Monday, June 24, 2013

The secret 'war' in cyberspace

Wired online magazine has a very interesting article about the National Security Agency and its shadowy world.  If the information it provides is correct, it looks as if the widely reported fears about Chinese cyber-espionage and cyber-offensive capability are matched, if not exceeded, by what this country's been doing for years.  Here's an excerpt.

(General Keith) Alexander runs the nation’s cyberwar efforts, an empire he has built over the past eight years by insisting that the US’s inherent vulnerability to digital attacks requires him to amass more and more authority over the data zipping around the globe. In his telling, the threat is so mind-bogglingly huge that the nation has little option but to eventually put the entire civilian Internet under his protection, requiring tweets and emails to pass through his filters, and putting the kill switch under the government’s forefinger. “What we see is an increasing level of activity on the networks,” he said at a recent security conference in Canada. “I am concerned that this is going to break a threshold where the private sector can no longer handle it and the government is going to have to step in.”

In its tightly controlled public relations, the NSA has focused attention on the threat of cyberattack against the US—the vulnerability of critical infrastructure like power plants and water systems, the susceptibility of the military’s command and control structure, the dependence of the economy on the Internet’s smooth functioning. Defense against these threats was the paramount mission trumpeted by NSA brass at congressional hearings and hashed over at security conferences.

But there is a flip side to this equation that is rarely mentioned: The military has for years been developing offensive capabilities, giving it the power not just to defend the US but to assail its foes. Using so-called cyber-kinetic attacks, Alexander and his forces now have the capability to physically destroy an adversary’s equipment and infrastructure, and potentially even to kill. Alexander—who declined to be interviewed for this article—has concluded that such cyberweapons are as crucial to 21st-century warfare as nuclear arms were in the 20th.
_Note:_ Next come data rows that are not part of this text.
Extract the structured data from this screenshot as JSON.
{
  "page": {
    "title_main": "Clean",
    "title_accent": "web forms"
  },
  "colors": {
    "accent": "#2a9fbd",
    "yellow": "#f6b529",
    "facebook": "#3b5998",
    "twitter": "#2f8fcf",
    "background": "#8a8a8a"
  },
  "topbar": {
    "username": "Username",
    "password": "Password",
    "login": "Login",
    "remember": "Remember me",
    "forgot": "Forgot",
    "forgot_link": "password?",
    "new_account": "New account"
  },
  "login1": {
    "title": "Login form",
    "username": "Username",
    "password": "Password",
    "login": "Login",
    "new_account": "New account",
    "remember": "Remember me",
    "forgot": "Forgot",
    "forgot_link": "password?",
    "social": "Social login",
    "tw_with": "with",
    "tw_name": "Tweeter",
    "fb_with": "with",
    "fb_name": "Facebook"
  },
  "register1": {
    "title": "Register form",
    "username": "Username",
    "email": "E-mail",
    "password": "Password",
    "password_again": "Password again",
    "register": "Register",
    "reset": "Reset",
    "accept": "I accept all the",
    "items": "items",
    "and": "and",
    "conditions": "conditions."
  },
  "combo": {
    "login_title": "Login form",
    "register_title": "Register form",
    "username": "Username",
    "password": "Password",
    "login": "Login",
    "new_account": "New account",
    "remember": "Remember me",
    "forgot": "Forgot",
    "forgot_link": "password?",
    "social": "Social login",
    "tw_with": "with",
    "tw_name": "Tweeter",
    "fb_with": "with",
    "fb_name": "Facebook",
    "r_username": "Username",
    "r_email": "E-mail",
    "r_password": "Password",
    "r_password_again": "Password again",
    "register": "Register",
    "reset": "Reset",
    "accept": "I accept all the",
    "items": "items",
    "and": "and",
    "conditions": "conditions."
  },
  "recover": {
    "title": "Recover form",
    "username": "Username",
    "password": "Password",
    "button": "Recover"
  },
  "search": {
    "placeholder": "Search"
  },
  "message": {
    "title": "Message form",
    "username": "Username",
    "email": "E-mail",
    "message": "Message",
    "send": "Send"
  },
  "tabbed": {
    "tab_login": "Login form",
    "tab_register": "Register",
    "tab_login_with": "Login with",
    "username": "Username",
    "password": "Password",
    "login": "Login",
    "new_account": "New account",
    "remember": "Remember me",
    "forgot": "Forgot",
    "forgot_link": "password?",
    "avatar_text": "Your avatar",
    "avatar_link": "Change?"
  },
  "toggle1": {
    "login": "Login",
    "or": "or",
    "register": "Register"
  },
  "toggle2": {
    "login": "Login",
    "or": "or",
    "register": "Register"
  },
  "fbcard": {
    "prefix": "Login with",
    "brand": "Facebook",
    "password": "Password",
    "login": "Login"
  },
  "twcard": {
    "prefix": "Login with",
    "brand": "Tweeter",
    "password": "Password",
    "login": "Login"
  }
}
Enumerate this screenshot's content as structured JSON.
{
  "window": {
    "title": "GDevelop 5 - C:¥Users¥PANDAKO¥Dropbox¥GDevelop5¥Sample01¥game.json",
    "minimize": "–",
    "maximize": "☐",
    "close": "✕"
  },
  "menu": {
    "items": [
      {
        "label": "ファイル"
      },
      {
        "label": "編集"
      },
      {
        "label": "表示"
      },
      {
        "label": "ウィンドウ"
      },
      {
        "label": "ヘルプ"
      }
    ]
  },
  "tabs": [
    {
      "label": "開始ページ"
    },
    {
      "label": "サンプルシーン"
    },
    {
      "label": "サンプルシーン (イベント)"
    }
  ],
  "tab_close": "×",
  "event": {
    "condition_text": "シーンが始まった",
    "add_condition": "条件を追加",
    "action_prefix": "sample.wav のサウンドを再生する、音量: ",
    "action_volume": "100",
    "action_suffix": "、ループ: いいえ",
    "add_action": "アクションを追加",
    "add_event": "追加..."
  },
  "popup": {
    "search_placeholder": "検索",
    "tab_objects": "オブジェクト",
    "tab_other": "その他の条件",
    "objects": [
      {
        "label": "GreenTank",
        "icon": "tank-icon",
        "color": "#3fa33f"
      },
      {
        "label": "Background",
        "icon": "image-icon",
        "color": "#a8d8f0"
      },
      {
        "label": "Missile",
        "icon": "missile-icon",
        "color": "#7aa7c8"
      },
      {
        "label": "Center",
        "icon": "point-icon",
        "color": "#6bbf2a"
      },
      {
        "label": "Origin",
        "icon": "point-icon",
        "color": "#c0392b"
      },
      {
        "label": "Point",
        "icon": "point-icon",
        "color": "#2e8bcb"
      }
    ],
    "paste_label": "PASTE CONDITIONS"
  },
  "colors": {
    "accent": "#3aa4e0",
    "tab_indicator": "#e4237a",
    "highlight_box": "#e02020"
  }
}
And he and his cyberwarriors have already launched their first attack. The cyberweapon that came to be known as Stuxnet was created and built by the NSA in partnership with the CIA and Israeli intelligence in the mid-2000s. The first known piece of malware designed to destroy physical equipment, Stuxnet was aimed at Iran’s nuclear facility in Natanz. By surreptitiously taking control of an industrial control link known as a Scada (Supervisory Control and Data Acquisition) system, the sophisticated worm was able to damage about a thousand centrifuges used to enrich nuclear material.

The success of this sabotage came to light only in June 2010, when the malware spread to outside computers. It was spotted by independent security researchers, who identified telltale signs that the worm was the work of thousands of hours of professional development. Despite headlines around the globe, officials in Washington have never openly acknowledged that the US was behind the attack. It wasn’t until 2012 that anonymous sources within the Obama administration took credit for it in interviews with The New York Times.

But Stuxnet is only the beginning. Alexander’s agency has recruited thousands of computer experts, hackers, and engineering PhDs to expand US offensive capabilities in the digital realm. The Pentagon has requested $4.7 billion for “cyberspace operations,” even as the budget of the CIA and other intelligence agencies could fall by $4.4 billion. It is pouring millions into cyberdefense contractors. And more attacks may be planned.

There's much more at the link.  Interesting and somewhat scary reading, because I don't trust the NSA - or any government, or any government agency - with that level of power.  I believe recent disclosures have proved me correct.  I'd shut the whole lot down tomorrow, if I could . . . but now that this particular cat is out of the bag, I suspect that's no longer possible, even if a new Administration were to order it.  Once forces such as these entrench themselves, they're almost impossible to dislodge.

I pray we may never find them ruling over us.  With their tentacles so deeply into every electronic aspect of our lives, that's far from impossible.



Rev. Paul said...

As to your final point, I don't see how it can be avoided unless/until God directly takes a hand.

Thanks for providing all this info, by the way. It's deeply appreciated.

trailbee said...

I have often wondered how deeply this program was embedded. I'm no longer skeptical but mighty uncomfortable. If the troll says al Qaeda is on the run, then what is the purpose of the program? BTW why have a 500-man riot control group available for Egypt and Morsi's use? Was it supposed to be used here?